■ **Input for this task**:
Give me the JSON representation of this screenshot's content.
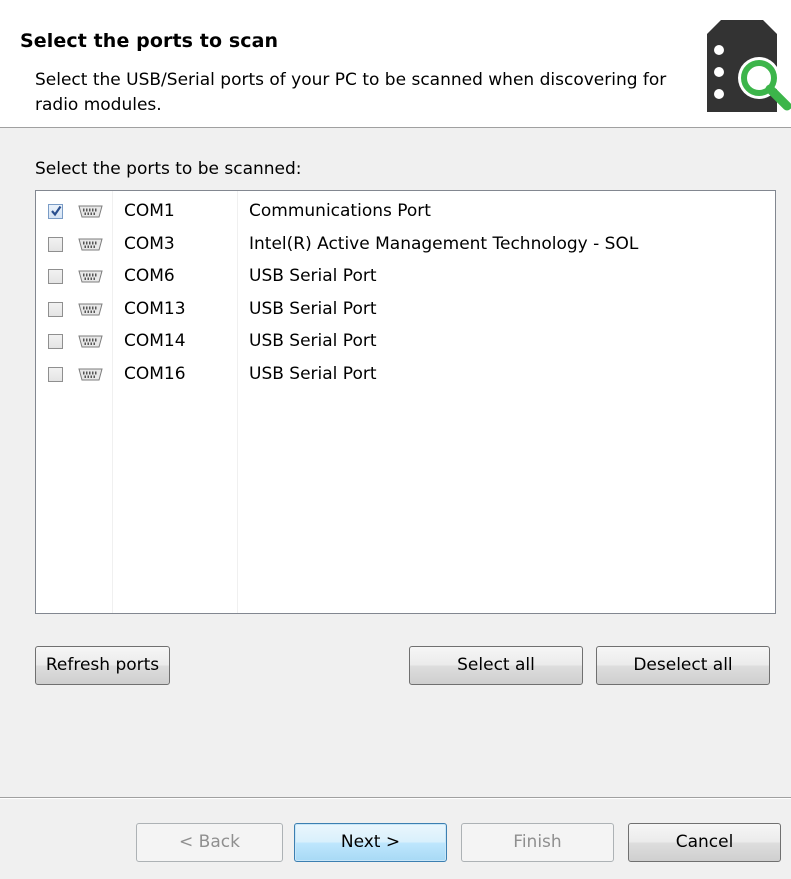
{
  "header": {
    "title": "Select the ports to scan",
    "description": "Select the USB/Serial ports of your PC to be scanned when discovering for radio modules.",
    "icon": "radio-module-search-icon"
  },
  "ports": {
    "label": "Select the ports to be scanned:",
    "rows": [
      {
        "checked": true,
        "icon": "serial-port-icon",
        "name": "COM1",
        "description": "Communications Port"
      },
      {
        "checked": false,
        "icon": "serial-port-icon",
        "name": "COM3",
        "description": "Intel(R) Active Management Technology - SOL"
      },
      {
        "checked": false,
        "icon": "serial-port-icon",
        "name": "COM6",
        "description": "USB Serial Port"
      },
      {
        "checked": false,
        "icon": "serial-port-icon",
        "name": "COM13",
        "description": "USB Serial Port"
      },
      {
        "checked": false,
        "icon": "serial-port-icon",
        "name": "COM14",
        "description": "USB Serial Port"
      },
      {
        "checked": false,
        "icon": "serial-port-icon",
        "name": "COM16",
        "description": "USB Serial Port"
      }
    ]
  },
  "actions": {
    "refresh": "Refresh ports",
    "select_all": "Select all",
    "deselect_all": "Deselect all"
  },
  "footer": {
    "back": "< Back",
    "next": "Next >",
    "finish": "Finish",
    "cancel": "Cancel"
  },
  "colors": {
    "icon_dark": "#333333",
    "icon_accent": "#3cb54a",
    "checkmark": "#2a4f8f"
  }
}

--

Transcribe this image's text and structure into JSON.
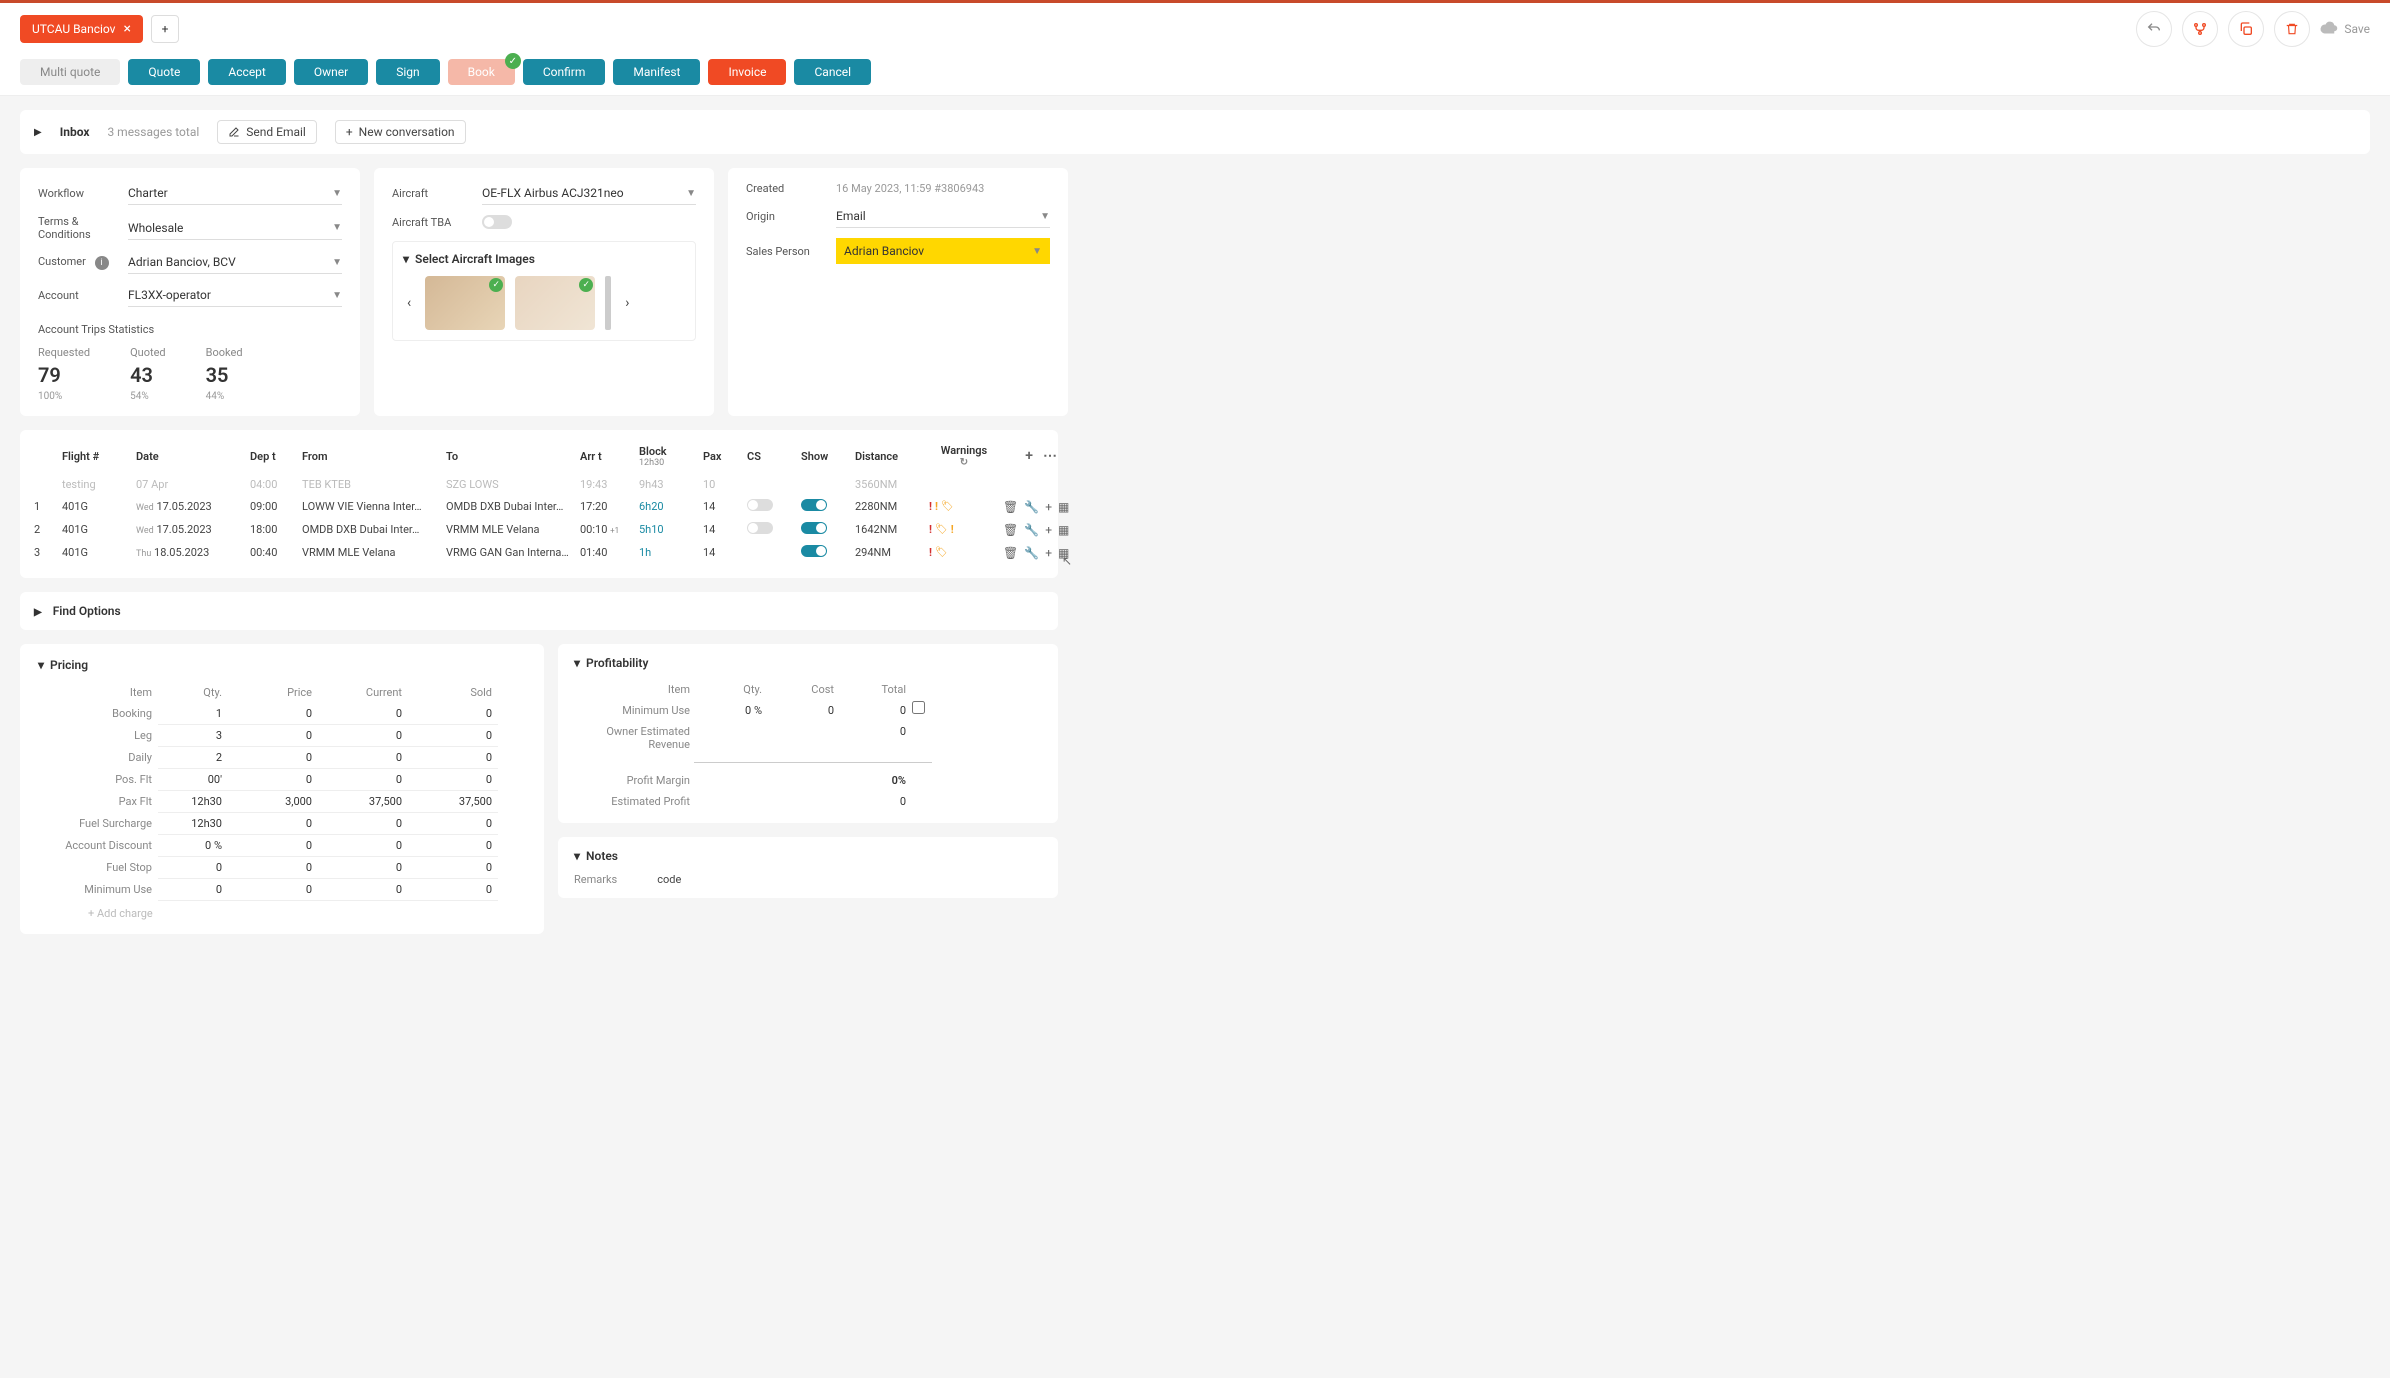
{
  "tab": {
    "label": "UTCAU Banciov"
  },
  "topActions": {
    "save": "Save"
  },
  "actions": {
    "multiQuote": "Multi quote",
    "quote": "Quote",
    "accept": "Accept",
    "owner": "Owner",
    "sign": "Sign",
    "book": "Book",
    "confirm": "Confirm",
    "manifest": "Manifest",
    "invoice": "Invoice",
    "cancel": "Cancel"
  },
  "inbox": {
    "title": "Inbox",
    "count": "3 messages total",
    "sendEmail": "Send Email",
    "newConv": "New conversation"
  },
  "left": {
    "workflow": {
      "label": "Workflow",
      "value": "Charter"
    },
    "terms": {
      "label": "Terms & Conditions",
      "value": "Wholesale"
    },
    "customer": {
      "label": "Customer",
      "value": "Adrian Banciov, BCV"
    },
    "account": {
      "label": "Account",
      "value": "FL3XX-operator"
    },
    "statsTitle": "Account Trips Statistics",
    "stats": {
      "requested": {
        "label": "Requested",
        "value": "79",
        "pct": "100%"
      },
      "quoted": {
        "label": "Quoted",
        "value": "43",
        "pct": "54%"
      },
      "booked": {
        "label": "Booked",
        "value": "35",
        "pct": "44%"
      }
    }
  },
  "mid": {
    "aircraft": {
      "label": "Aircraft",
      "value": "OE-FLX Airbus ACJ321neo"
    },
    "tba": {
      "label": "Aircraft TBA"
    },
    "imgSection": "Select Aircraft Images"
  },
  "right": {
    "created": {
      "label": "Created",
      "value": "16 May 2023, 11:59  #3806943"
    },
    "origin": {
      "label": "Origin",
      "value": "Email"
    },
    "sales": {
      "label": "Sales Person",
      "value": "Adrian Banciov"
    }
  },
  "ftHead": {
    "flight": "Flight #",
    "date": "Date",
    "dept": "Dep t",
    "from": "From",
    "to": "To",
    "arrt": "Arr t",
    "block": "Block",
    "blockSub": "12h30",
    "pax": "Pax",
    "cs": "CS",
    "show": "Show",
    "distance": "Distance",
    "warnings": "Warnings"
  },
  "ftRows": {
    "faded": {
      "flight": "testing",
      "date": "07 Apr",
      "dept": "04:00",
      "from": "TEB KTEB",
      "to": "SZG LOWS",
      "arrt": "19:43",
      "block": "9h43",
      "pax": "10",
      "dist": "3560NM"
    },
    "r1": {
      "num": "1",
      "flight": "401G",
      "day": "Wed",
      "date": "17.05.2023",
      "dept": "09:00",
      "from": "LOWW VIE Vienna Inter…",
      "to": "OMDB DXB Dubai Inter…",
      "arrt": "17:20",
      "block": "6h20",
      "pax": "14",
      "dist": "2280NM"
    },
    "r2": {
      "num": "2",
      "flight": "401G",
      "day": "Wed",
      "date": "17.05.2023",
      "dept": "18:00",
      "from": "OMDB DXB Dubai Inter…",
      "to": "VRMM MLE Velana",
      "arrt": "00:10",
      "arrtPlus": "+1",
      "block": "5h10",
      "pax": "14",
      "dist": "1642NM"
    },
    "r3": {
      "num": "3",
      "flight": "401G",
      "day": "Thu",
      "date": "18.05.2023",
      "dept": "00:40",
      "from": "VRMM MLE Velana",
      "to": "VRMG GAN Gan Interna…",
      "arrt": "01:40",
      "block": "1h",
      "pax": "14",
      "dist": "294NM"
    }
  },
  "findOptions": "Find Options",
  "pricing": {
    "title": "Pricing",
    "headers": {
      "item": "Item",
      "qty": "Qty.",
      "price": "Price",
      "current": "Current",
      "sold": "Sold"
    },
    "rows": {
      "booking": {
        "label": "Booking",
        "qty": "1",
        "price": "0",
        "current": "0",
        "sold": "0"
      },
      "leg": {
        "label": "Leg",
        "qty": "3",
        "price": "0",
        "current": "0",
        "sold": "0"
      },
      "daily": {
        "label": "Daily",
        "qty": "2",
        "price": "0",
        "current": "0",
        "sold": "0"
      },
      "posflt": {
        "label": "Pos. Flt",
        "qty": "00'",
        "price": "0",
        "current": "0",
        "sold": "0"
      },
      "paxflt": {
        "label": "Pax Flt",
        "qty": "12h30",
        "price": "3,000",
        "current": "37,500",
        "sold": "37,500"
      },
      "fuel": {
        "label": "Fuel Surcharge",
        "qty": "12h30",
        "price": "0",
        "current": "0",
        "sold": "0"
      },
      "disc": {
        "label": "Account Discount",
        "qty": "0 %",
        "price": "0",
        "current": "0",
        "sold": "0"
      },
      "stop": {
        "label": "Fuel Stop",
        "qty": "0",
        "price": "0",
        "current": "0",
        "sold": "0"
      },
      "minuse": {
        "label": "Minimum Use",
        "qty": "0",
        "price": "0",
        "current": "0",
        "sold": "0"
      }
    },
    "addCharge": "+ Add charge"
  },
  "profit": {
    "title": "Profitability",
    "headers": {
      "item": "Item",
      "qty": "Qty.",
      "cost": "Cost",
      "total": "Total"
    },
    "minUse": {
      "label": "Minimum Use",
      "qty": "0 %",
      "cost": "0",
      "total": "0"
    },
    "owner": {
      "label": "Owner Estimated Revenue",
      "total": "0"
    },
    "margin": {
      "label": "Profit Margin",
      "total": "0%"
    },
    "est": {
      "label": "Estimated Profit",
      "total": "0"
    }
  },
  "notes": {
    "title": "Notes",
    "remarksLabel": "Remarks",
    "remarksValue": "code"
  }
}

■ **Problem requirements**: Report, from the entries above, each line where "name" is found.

■ **Reply to the task**:
        "name": "COM1",
        "name": "COM3",
        "name": "COM6",
        "name": "COM13",
        "name": "COM14",
        "name": "COM16",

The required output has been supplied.